Decided by a 4-1 vote, the withdrawal marks a significant departure from the Commission’s position that disgorgement or restitution be reserved for “exceptional cases” and signals the intention to pursue these remedies more aggressively. Indeed, the FTC announced in its statement on the withdrawal that “[a]lthough intended to clarify past Commission views on this topic, the practical effect of the Policy Statement was to create an overly restrictive view of the Commission’s options for equitable remedies.”

In lieu of the Statement, the Commission asserts it will “evaluate the unique circumstances of each case” through the lens of existing case law and notes that many of the issues contained in the Statement will “continue to inform [its] future consideration of the use of monetary equitable remedies.”

According to Commissioner Maureen K. Ohlhausen, who issued a dissenting statement on the decision, the withdrawal indicates that FTC “will be seeking disgorgement in circumstances in which the three-part test heretofore utilized under the Statement is not met.”  Commissioner Ohlhausen warns that broadening the use of monetary remedial remedies without the framework in the Statement risks decisions being made without the Commission “issuing any guidance whatsoever,” which “runs counter to the goal of transparency.”

The Statement had set forth three factors for determining whether disgorgement (and to some degree, restitution) was appropriate:

  • Whether the underlying violation was clear
  • Whether there was a reasonable basis to calculate the remedial payment
  • Whether remedies in other civil or criminal litigation were likely to accomplish fully the purposes of the antitrust laws

There is speculation that FTC’s decision to step away from these factors officially was, at least in part, prompted by its desire to pursue monetary remedies in so-called “pay-for-delay” suits. These suits, which involve settlements between brand name and generic drug manufacturers, arguably failed to meet the Statement’s requirement that the violation be “clear” given the split among the circuit courts on the legality of these settlements.

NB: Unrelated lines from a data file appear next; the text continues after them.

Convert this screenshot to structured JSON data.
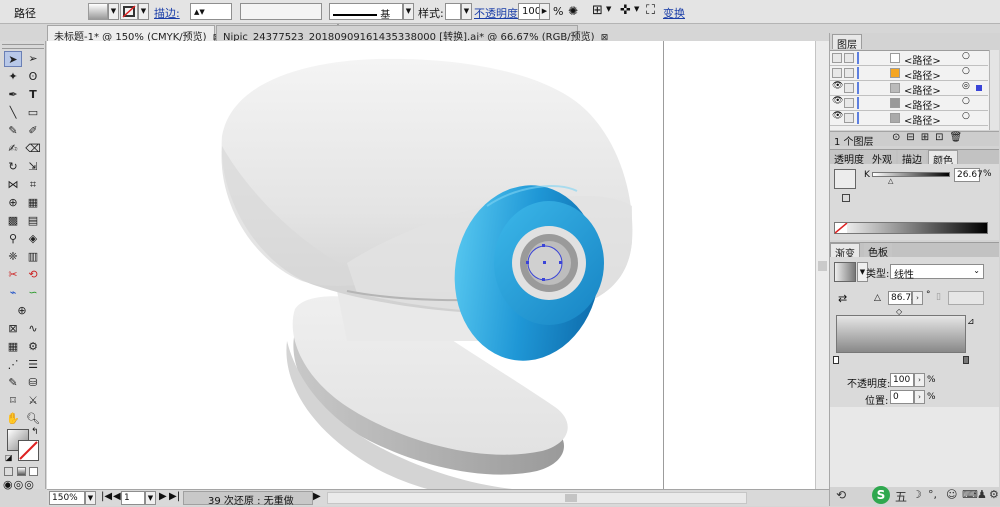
{
  "control_bar": {
    "selection_type": "路径",
    "stroke_label": "描边:",
    "stroke_profile": "基本",
    "style_label": "样式:",
    "opacity_label": "不透明度:",
    "opacity_value": "100",
    "opacity_unit": "%",
    "transform_label": "变换"
  },
  "tabs": [
    {
      "label": "未标题-1* @ 150% (CMYK/预览)",
      "active": true
    },
    {
      "label": "Nipic_24377523_20180909161435338000 [转换].ai* @ 66.67% (RGB/预览)",
      "active": false
    }
  ],
  "status_bar": {
    "zoom": "150%",
    "page": "1",
    "undo_text": "39 次还原 : 无重做"
  },
  "layers_panel": {
    "title": "图层",
    "rows": [
      {
        "label": "<路径>",
        "eye": false
      },
      {
        "label": "<路径>",
        "eye": false
      },
      {
        "label": "<路径>",
        "eye": true
      },
      {
        "label": "<路径>",
        "eye": true
      },
      {
        "label": "<路径>",
        "eye": true
      }
    ],
    "footer": "1 个图层"
  },
  "color_panel": {
    "tabs": [
      "透明度",
      "外观",
      "描边",
      "颜色"
    ],
    "active_tab": "颜色",
    "channel_label": "K",
    "channel_value": "26.67",
    "channel_unit": "%"
  },
  "gradient_panel": {
    "tabs": [
      "渐变",
      "色板"
    ],
    "active_tab": "渐变",
    "type_label": "类型:",
    "type_value": "线性",
    "angle_value": "86.75",
    "opacity_label": "不透明度:",
    "opacity_value": "100",
    "opacity_unit": "%",
    "location_label": "位置:",
    "location_value": "0",
    "location_unit": "%"
  },
  "taskbar": {
    "ime_label": "五"
  },
  "colors": {
    "accent_blue": "#1ea1dc",
    "link_blue": "#1b3ea8",
    "selection_blue": "#3a44d8"
  }
}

The Third Circuit’s July 2012 decision in the K-Dur Antitrust Litigation, which departs from previous decisions finding these kinds of agreements lawful under the scope of the patent test, further highlights this division, thereby lending additional support for the view that FTC is looking for ways to broaden its enforcement reach and take a firm position on pay-for-delay suits.